It might come as a great surprise that ‘blue jeans’ are dyed by first submerging denim in a pale yellow solution – but that is the mysterious nature of indigo.
Dyeing with indigo is different from any other process used to color cloth because the darkly colored blue dye is actually insoluble in water. To make the dye soluble, the colorant is first reduced to leucoindigo, “white indigo,” which is a pale, yellow color. It must take an act of faith to submerge cloth or a pair of jeans into a vat containing a nearly colorless dye, and expect the result to come out blue. In truth, however, the process is even more complicated. When the dyed fabric first emerges, it is a bright green.
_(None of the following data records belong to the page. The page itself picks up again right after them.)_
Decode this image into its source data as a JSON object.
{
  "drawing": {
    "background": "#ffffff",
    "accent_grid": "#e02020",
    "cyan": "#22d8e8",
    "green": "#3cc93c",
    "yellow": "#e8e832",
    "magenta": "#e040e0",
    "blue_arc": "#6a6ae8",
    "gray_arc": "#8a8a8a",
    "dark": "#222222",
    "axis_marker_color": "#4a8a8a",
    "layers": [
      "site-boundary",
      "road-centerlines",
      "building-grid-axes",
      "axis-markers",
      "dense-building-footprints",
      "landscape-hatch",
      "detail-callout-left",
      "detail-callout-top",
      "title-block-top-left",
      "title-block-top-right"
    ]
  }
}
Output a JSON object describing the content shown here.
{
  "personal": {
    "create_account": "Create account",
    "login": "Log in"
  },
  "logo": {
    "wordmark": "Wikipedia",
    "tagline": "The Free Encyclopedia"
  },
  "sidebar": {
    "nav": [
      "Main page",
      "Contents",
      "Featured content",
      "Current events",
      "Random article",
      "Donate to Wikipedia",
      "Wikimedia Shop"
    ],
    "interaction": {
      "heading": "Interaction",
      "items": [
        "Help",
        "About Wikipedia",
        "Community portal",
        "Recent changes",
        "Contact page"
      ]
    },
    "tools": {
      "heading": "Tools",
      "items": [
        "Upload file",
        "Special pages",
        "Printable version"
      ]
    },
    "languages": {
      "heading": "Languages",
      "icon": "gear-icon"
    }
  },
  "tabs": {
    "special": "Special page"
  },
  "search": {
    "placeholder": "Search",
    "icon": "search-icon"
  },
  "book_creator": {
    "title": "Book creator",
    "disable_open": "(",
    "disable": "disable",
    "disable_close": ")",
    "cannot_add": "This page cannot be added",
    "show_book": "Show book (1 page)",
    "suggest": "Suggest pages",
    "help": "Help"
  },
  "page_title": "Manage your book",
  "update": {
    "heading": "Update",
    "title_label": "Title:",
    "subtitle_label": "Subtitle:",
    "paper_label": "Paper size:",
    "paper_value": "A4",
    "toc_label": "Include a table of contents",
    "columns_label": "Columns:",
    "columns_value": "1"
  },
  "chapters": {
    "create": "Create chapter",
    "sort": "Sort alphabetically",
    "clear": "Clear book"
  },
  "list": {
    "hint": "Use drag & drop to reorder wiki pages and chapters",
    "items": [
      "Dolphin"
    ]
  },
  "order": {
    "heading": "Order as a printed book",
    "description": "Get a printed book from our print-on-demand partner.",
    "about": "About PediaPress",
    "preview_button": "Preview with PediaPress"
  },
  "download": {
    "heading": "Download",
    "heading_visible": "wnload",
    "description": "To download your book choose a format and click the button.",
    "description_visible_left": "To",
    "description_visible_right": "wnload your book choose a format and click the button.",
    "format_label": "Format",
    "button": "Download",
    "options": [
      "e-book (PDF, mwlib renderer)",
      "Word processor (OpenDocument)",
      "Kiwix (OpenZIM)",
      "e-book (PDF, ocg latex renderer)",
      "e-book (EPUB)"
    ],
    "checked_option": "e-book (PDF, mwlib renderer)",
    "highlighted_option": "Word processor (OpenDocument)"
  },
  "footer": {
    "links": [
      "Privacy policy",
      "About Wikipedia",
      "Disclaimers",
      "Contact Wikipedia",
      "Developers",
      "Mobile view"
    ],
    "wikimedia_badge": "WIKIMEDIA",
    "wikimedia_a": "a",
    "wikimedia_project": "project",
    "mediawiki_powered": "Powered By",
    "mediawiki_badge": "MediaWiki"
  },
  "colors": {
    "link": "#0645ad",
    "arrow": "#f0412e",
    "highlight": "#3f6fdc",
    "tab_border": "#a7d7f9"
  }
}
The wet fabric must then be exposed to air and the indigo reoxidized before the characteristic deep blue color appears.
The same colorant that characterizes indigo is also contained in the plant, Isatis tinctoria, from which the dye woad is made. Woad was famously used by Celtic warriors who painted their faces blue to appear more terrifying in battle. Woad and indigo are, however, treated as separate substances since they came from different plants on different continents. Still they hold an important commonality: both colorants are isolated from plants through fermentation. In the modern day world, using natural dyes generally carries a positive environmental association. But woad processing from Isatis tinctoria not only released noxious fumes, the plants themselves rapidly depleted the soil of nutrients, which necessitated the woad cultivators to relocate frequently, leaving infertile fields behind.
Indigo as a colorant was first introduced in Europe in the late 15th century following the voyages of Vasco de Gama, who established trade routes to India, where indigo, was the preferred blue dye. In order to protect the woad industry, French and German governments declared dyeing with indigo prohibited by law – even punishable by death in some locales; in 1654 in Germany, an imperial edict declared indigo the “devil’s dye.” It wasn’t until 1737 that dyeing with the more strongly colored indigo, which is derived from the plant Indigofera tinctoria, was legalized.
Centuries later, a German chemist, Adolf von Baeyer, began exploring alternate paths away from natural indigo and pioneered a synthetic dye. The German company BASF eventually found an economically viable route starting with aniline, such that by the early 20th century, synthetic indigo was dominating the market.
More information about indigo may be found at http://en.wikipedia.org/wiki/Indigo_dye